- In the two years they've been putting on parties, The Hydra have earned a reputation for booking dead-on lineups. This year they've found a permanent home in Studio Spaces, a mid-sized venue that doubles as a photography studio and has an open-plan layout to match. For a recent event, Houndstooth and Leisure System, two flag-flyers for an open-minded approach to dance music, were given full curatorial control. Their choices nodded to '90s Warp and Rephlex, as well as some of the most staunchly unique artists of the moment. It was a refreshing perspective on a scene that often finds itself overly beholden to the four-four kick.
Second Storey, for example, opened the night with an atmospheric broken beat sound that was equal parts bass music and electro, before moving into more hard-edged sounds like Drexciya's "Lardossen Funk." Speaking of Drexciya, founding member Heinrich Mueller was present alongside To Nhan as Dopplereffekt.
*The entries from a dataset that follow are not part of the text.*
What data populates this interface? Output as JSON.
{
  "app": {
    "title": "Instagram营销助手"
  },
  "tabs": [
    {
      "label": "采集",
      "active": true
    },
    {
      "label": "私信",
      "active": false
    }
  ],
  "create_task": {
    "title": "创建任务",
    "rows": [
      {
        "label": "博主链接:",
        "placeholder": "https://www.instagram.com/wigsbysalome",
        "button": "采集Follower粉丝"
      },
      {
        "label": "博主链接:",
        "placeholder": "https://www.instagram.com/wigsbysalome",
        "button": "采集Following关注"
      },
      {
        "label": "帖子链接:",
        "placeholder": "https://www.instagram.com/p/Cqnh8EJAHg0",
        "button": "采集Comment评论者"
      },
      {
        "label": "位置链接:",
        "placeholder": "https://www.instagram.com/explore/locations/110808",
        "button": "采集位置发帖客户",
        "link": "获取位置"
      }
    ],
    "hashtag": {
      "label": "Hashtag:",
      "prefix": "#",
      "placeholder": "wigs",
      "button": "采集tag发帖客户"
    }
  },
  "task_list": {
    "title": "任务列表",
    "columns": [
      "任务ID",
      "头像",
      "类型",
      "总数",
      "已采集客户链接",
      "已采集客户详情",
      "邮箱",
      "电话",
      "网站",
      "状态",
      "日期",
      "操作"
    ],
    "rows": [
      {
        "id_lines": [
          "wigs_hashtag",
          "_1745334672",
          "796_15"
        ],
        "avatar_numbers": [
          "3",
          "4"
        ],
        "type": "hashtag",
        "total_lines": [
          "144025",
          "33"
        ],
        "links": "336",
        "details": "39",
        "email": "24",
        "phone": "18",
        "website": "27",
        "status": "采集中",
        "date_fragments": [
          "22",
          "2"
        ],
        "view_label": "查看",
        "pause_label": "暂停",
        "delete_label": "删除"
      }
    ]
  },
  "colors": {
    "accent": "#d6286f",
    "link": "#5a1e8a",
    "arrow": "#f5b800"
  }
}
Their unique, conceptual live set had the two facing each other in white masks, with blueprints of CERN rotating on the screen behind. The music was dark and dystopian, with deep percussive bass and climactic arpeggios, and was more beat-driven than when I'd previously seen them. Though usually a peak-time act, the early slot suited the pair well. Shortly afterwards, Luke Vibert dropped a flanged edit of Aphex Twin's "Digeridoo"—the second time I'd heard an Aphex track that evening—followed closely by Plaid's masterful live set. Deeply imbued with their beautiful and terrifying sound, it was great to see a packed room raving to the leftfield duo.
One of the defining characteristics of the night was how individual a persona each artist displayed. Clark, in the Warehouse room, was the most remarkable live act I saw, switching nimbly between styles like he was the master of them all. What glued it all together was hard to pin down, but it was something to do with his composed, orchestral approach. Akkord's sounds felt like they had been precisely engineered for the room, with the tight kicks and rhythmic patterns resonating crisply. In fact, the sound across the venue was excellent overall.
Objekt opened with rushing, hi-tech electro ("Ganzfeld"), which he tweaked in his sound design-heavy style. He then moved gradually into straight-up octane-fuelled techno, but for my money the first half was better, showcasing the most funk and motion out of anyone all night. Call Super and Perc wrapped things up in the Houndstooth and Leisure System rooms respectively. The former kept things moving with a groovy, musical, and diverse techno set, while the latter was, unsurprisingly, pummelling, but with plenty of character. Rarely do dance music events feel so fresh and engaging from start to finish.